**Your instructions**
Check every line below, and copy those that include "eyebrows".
== Dataset extract ==
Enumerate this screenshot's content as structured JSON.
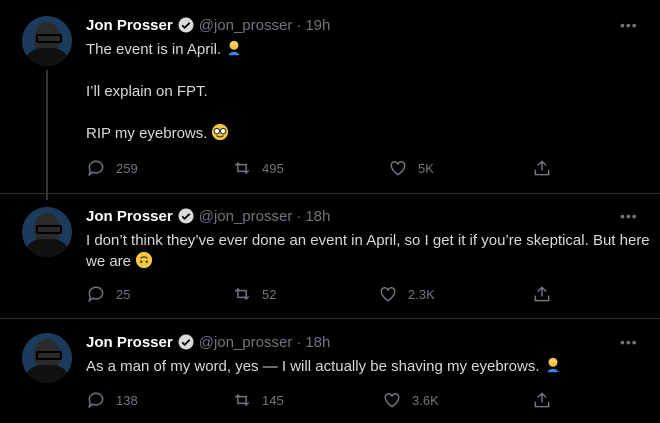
{
  "tweets": [
    {
      "name": "Jon Prosser",
      "handle": "@jon_prosser",
      "time": "19h",
      "paragraphs": [
        "The event is in April.",
        "I’ll explain on FPT.",
        "RIP my eyebrows."
      ],
      "reply_count": "259",
      "retweet_count": "495",
      "like_count": "5K"
    },
    {
      "name": "Jon Prosser",
      "handle": "@jon_prosser",
      "time": "18h",
      "paragraphs": [
        "I don’t think they’ve ever done an event in April, so I get it if you’re skeptical. But here we are"
      ],
      "reply_count": "25",
      "retweet_count": "52",
      "like_count": "2.3K"
    },
    {
      "name": "Jon Prosser",
      "handle": "@jon_prosser",
      "time": "18h",
      "paragraphs": [
        "As a man of my word, yes — I will actually be shaving my eyebrows."
      ],
      "reply_count": "138",
      "retweet_count": "145",
      "like_count": "3.6K"
    }
  ],
  "separator": "·",
  "more_label": "•••",
  "icons": {
    "verified": "verified-badge-icon",
    "reply": "reply-icon",
    "retweet": "retweet-icon",
    "like": "heart-icon",
    "share": "share-icon",
    "emoji_person": "person-facepalm-emoji",
    "emoji_nerd": "nerd-face-emoji",
    "emoji_upside": "upside-down-face-emoji"
  },
  "colors": {
    "background": "#000000",
    "text": "#d9d9d9",
    "muted": "#6e767d",
    "verified": "#1d9bf0"
  }
}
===
**Solution to this task**
        "RIP my eyebrows."
        "As a man of my word, yes — I will actually be shaving my eyebrows."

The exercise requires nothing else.